Research cited in Psychology Today found that achieving a goal produces dopamine, a neurotransmitter responsible for feelings of pleasure. And reciprocally, dopamine activates neural circuitry that makes one eager to pursue new challenges. Organizational psychologists Locke and Latham compiled evidence from more than 1,000 studies proving that goals that spell out exactly what needed to be accomplished resulted in far superior performance than generic goals like "trying to do your best." The reason: more focused goals create an unconscious increase in effort and commitment, persist longer and make better use of the most effective strategies.
With no plan for the future, a student can tend to drift, sometimes into real trouble. A career goal provides a measuring stick for progress, bolsters self-esteem and increases commitment, which some students need most of all. Here's a true story we're proud to share:
- Complete an Interest Inventory that matches personality to actual careers.
You can find a variety of inexpensive workbook, CD-ROM and Internet techniques on our products pages. There are more costly and complicated interest inventories, but The Career Game format excels because it’s simple and quick, and offers counselors the choice of being involved in the process a lot, a little, or even not at all. Our self-scoring workbooks can be used with or without computer follow-up. Internet techniques can be used from school or home, and are optimized for desktops, laptops, tablets and even smartphones. They can involve parents as well. Students love to match their hobbies, heroes and favorites to a list of attractive career options. We'll give them a wide range of attractive possibilities at different educational levels. When they find something that resonates, here's an action plan you can copy and offer:
- Put your career goal in writing.
Writing it down is a strong motivator. Be specific. Use action verbs. Specify completion dates. Record your reward for achieving the goal. Knowing exactly what you will gain is a strong motivator.
- Make a list of challenges.
Think of everything that might stand in the way. Then decide what can be done about each obstacle. Design a plan to reduce the influence of each challenge and increase the chance for success in reaching your goal.
- Identify sub-goals.
Break the plan into manageable chunks. Be specific about what has to be accomplished. Decide what you are going to do, and when. Make sure each step is achievable and you have a complete plan of action. Then review it regularly.
- Learn what you need to learn.
If some information or a skill might keep you from achieving your goals, determine ways to fill those gaps and build them into your action plan. Be willing to study and work hard to reach your goals. Think about how much time and effort will be required, and ask yourself if you are willing and able to do what is necessary.
- Enlist the help of others.
Look for role models, people who have already achieved the goals you seek to reach.

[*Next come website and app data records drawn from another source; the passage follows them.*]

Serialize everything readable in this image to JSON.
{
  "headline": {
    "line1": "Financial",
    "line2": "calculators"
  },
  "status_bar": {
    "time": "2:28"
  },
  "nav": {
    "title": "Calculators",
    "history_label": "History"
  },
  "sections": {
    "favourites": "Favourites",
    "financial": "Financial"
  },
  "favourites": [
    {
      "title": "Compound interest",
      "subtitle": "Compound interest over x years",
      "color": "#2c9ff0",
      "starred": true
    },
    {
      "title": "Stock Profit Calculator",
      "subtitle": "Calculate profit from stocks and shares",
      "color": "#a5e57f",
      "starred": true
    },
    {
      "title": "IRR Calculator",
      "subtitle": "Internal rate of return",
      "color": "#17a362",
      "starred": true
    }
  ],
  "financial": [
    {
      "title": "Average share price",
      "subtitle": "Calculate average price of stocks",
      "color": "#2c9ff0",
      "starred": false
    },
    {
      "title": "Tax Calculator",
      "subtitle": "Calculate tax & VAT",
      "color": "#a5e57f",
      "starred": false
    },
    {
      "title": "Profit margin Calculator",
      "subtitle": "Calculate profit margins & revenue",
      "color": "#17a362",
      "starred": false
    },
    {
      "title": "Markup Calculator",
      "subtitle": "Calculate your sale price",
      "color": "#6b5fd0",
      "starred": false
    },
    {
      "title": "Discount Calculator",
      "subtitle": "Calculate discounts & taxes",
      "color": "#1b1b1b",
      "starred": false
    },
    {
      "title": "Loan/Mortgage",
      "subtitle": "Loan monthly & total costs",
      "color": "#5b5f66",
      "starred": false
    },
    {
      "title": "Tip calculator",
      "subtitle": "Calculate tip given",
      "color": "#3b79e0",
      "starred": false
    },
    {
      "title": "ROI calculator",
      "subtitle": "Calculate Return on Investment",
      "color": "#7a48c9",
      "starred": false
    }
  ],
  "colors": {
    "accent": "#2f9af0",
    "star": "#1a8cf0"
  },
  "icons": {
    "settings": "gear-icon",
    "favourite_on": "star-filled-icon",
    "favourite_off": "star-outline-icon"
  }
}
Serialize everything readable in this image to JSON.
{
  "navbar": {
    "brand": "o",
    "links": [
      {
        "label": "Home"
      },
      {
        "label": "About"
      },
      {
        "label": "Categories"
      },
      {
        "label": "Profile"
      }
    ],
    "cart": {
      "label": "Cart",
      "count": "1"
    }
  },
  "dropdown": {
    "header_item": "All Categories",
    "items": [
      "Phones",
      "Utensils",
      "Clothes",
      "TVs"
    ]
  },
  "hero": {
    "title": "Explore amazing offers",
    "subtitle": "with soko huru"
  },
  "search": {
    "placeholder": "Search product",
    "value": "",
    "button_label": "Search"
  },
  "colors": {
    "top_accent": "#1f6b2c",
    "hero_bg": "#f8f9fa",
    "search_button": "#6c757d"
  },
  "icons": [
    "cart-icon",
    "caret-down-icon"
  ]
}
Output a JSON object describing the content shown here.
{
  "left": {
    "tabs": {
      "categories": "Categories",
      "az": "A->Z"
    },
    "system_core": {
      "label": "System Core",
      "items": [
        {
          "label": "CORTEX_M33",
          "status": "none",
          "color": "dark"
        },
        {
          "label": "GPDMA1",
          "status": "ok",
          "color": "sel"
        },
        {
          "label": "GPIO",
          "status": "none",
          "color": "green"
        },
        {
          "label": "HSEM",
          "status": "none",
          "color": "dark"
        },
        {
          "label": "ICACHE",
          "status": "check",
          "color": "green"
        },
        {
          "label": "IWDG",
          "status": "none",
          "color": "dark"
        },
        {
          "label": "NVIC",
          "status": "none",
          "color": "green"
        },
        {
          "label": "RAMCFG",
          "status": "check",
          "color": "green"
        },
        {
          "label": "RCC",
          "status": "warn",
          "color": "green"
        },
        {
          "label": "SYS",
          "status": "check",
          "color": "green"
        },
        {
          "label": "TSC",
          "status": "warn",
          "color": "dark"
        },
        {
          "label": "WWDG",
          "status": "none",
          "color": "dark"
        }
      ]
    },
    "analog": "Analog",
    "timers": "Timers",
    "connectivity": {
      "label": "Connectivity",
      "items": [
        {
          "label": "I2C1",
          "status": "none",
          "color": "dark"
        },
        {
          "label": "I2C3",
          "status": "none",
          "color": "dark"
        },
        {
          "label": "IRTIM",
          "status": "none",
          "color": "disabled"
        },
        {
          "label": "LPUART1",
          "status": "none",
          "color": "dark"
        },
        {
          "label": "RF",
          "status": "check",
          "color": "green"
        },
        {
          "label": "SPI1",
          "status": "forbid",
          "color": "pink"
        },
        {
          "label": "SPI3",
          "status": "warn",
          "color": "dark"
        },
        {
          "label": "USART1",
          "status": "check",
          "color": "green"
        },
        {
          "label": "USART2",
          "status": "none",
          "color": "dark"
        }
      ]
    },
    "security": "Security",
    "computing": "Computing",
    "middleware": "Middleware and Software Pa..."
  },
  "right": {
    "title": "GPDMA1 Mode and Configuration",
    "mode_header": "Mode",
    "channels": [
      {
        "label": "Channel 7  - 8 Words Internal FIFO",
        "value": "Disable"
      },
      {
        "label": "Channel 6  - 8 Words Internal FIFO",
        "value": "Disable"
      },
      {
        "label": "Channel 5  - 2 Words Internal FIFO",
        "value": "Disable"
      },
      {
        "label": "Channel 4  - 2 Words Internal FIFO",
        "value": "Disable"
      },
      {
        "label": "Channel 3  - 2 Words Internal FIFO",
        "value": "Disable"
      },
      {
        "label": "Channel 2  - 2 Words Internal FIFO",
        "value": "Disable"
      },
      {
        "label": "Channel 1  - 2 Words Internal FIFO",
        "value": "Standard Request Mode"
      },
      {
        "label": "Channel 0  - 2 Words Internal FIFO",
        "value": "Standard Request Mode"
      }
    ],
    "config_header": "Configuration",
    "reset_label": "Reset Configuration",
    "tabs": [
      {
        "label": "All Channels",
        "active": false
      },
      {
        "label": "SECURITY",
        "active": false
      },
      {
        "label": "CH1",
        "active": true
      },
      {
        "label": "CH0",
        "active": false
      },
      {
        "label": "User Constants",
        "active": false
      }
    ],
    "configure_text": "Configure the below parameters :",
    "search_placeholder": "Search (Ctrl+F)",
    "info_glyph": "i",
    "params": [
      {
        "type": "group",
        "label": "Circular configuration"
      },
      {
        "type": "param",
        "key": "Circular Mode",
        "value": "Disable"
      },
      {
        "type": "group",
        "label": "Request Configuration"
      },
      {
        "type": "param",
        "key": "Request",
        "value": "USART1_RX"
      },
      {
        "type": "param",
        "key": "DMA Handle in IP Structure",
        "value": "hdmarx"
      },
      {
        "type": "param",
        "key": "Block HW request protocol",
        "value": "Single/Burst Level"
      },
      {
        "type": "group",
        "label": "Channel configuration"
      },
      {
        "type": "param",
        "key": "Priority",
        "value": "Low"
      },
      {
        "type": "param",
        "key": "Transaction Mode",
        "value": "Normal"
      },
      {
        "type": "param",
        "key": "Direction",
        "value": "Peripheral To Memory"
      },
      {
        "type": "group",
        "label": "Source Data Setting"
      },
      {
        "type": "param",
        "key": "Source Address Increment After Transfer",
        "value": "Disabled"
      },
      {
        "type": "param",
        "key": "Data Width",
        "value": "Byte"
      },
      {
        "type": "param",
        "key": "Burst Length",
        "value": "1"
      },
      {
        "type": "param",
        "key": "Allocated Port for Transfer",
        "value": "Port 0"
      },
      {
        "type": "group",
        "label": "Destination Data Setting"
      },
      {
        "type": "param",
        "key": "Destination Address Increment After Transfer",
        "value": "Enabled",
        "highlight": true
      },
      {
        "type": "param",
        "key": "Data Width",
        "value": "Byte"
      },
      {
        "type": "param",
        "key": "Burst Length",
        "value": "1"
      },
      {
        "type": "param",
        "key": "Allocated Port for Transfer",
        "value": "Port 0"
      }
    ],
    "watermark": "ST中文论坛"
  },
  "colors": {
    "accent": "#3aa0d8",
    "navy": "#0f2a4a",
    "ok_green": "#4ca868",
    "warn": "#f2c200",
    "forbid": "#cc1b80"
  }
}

Ask them for advice and suggestions. Find how they got where they are, and incorporate what you learn into your plan. Your counselor can help you stay committed and motivated.
- Visualize yourself having achieved your goals.
Go through magazines and cut out articles and pictures that represent your goal. Put them where you will see them often. Provide constant reminders to yourself about what you're working towards. Describe your ideal life in the future. Write a few paragraphs describing where you are going, and how your life will be better as a result. Use the present tense as if it was happening right now. This is another way of making your vision real.
- Reward yourself each step of the way.
Let yourself feel good about the plan you've made. Treat yourself to rewards that will give you a lift as you accomplish each sub-goal on your road to success.